Plants Out of Place

Removing Invasives

In various ways we bring species from other parts of the world into our native woodlands and prairies. Often these are attractive landscaping escapes. These introduced plants can have devastating effects on native ecosystems. To be sure, many introduced species pose no problem. Dandelions, the bane of many homeowners, are weaklings when it comes to competing in healthy native communities. Of the 900 or so introduced plant species in our area, only a fraction are capable of invading our natural areas and replacing native species. That fraction, however, can severely damage the integrity of the system.

European buckthorn is one of the most damaging invasives. Originally introduced as a hedge, it produces large quantities of juicy black seed-bearing berries. Birds eat the berries, then fly into nearby forest preserves where their droppings “plant” the seeds. Buckthorn grows into dense shade-producing thickets, killing off sun-loving native grasses and wildflowers. It is so aggressive it is 5 times more abundant than the next most common tree in the Chicago region.*

Using handsaws, volunteers cut and remove the buckthorn, letting the sunlight reach the woodland floor once again.

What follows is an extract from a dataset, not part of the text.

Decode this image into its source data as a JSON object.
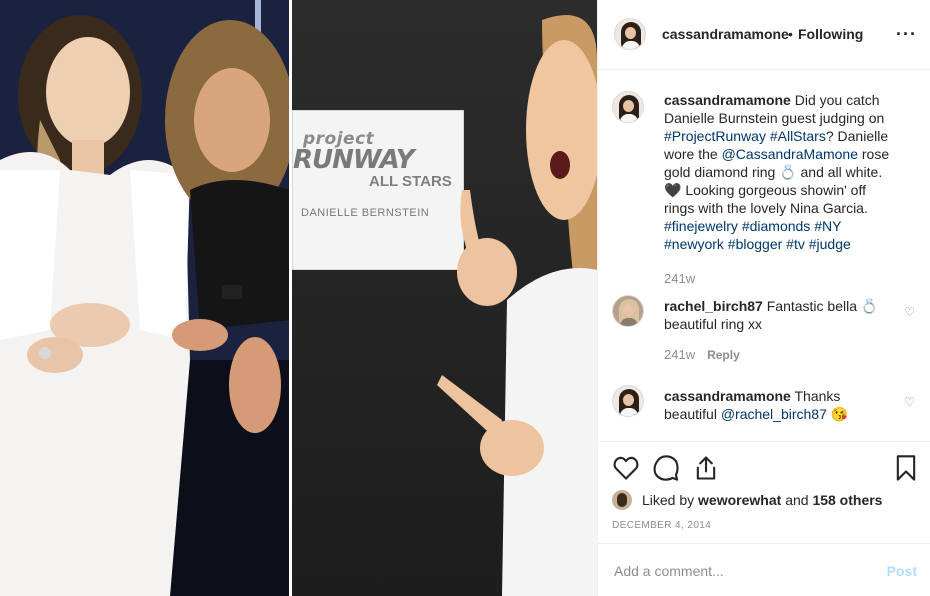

Cut stumps are carefully dabbed with Garlon, a low-toxicity herbicide that travels into the buckthorn roots, killing the plant. Without herbicide, buckthorn resprouts vigorously. The best time to remove buckthorn is in the cold season when other plants are dormant.

Garlic mustard is another vigorous invasive plant that can displace a wide number of native plants in a short amount of time. Its an herbaceous plant that is pulled in spring and summer.

Purple loosestrife invades wetlands, choking out other vegetation and diminishing the quality of habitat that sustains wetland animals.

*according to a 2010 report by the USDA Forest Service, European buckthorn overwhelmingly leads at 28.2 percent, with the next most common tree being green ash (5.5 percent).

Some of the worst

Garlic Mustard is said to have come to our continent with the European settlers, who used it as a potherb in their cooking. It’s a biennial, growing as a first-year rosette that over-winters and then sends up a flowering stalk the second year. After producing many seeds, the parent plant dies. Its offspring begin the cycle again, and the colony rapidly expands, pushing out the native wildflowers.

Purple Loosestrife is beautiful but deadly to our native wetlands. Each plant produces thousands of seeds, which are carried downstream to produce new populations. Eventually, the native plants are choked out and what remains is a monoculture that supports far fewer insects and other animals.

European buckthorn affects the woodlands in many ways. Its dense shade robs other plants of sunlight needed to survive. The resulting bare soil areas are prone to erosion. Buckthorn also releases a chemical in the soil that inhibits the growth of oaks and other hardwood trees. Lack of oak reproduction is a major challenge to the restoration of our woodland, where oaks are a dominant tree in the canopy.